Major climate change resilience project in Pakistan secures funding
United Nations’ (UN) Food and Agriculture Organization (FAO) said the Board of the Green Climate Fund (GCF) has approved a FAO project designed to transform Pakistan’s Indus River Basin by making this vital food-producing region more resilient to climate change.
To be specific, GCF has provided FAO with a grant of nearly $35 million for this work, while the provincial governments of Punjab and Sindh have committed an additional $12.7 million in co-financing to be managed by FAO.

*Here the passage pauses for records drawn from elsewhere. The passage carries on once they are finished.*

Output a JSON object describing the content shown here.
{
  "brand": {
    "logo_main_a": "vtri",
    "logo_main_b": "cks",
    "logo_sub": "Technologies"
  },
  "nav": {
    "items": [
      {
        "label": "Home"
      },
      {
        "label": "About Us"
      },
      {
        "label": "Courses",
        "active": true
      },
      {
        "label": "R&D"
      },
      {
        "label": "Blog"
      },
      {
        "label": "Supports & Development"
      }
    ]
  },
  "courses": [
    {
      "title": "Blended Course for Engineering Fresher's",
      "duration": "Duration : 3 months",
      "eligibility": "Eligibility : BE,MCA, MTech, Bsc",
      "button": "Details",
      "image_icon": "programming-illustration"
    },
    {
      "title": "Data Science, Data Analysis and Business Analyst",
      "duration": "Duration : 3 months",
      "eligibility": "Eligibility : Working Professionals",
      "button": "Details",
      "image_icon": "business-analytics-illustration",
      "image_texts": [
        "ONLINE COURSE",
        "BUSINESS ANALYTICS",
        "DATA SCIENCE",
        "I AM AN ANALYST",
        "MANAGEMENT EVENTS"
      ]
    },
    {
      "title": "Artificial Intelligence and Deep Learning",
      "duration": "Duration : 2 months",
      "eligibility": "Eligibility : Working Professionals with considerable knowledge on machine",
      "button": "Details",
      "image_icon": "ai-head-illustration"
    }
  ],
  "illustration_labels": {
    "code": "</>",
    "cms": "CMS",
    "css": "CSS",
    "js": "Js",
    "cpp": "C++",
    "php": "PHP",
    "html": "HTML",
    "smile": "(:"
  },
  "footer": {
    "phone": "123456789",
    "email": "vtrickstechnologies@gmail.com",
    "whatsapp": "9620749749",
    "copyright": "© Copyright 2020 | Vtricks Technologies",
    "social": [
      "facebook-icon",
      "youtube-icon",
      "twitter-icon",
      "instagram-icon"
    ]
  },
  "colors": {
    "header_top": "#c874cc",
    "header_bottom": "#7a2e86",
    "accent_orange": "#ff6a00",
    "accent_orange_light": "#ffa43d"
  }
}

“We are at a critical moment that calls for bold climate action that can stimulate concrete solutions to help build resilience. The approval of this project – the first FAO-led GCF project in Asia – is an important step forward in FAO’s broader support to countries to respond to climate change, in partnership with the GCF,” Maria Helena Semedo, FAO Deputy Director-General, Climate and Natural Resources, said.

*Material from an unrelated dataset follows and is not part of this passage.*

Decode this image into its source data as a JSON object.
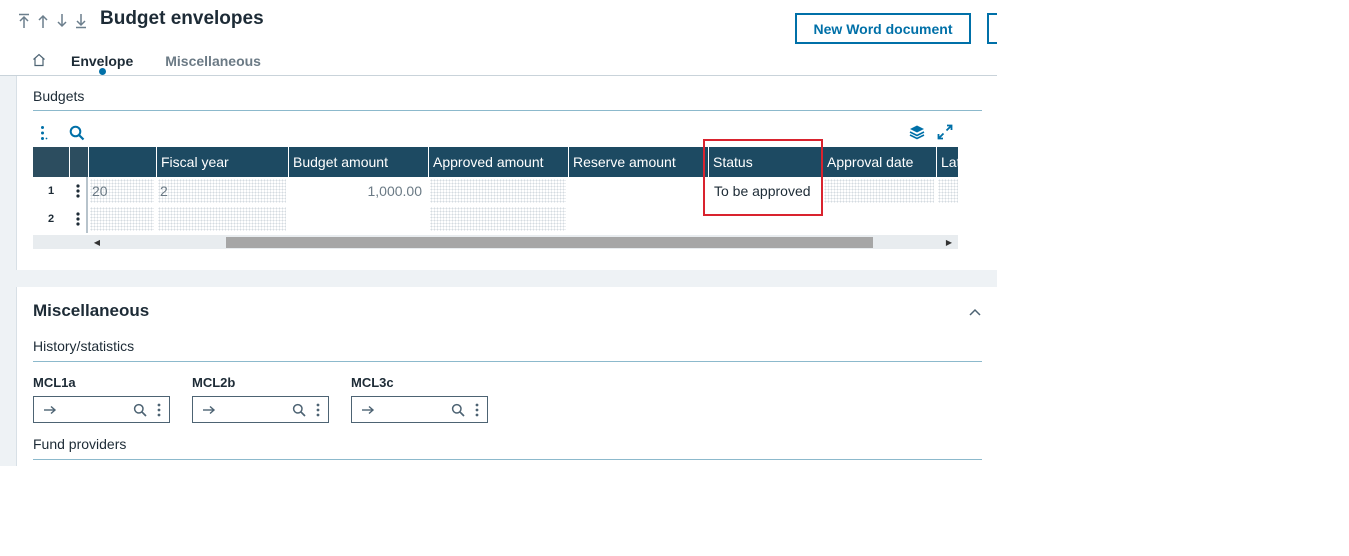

In the Indus River Basin, agriculture employs nearly 26 percent of Pakistan’s labour force and produces more than 90 percent of the country’s agriculture outputs. However, extended droughts and floods have affected millions of people in recent years.
Such extreme weather events are expected to become more frequent and severe in Pakistan as a result of climate change.
As temperatures continue to rise and precipitation patterns continue to change, water will become increasingly scarce and difficult for farmers to utilize, jeopardizing the food security and livelihoods of Indus Basin farmers, as well as overall food security in Pakistan.
“This new FAO project, thanks to support from the Green Climate Fund and the Government, will help shift Pakistan and its Indus Basin agriculture from a current situation of high vulnerability toward an alternative paradigm wherein better information, water management and farming practices will significantly increase resilience to climate change,” said Mina Dowlatchahi, FAO Representative in Pakistan.
“This is a major commitment and we look forward to working with government and other partners for the direct benefit of some 1.3 million rural people and indirectly for millions more,” she added.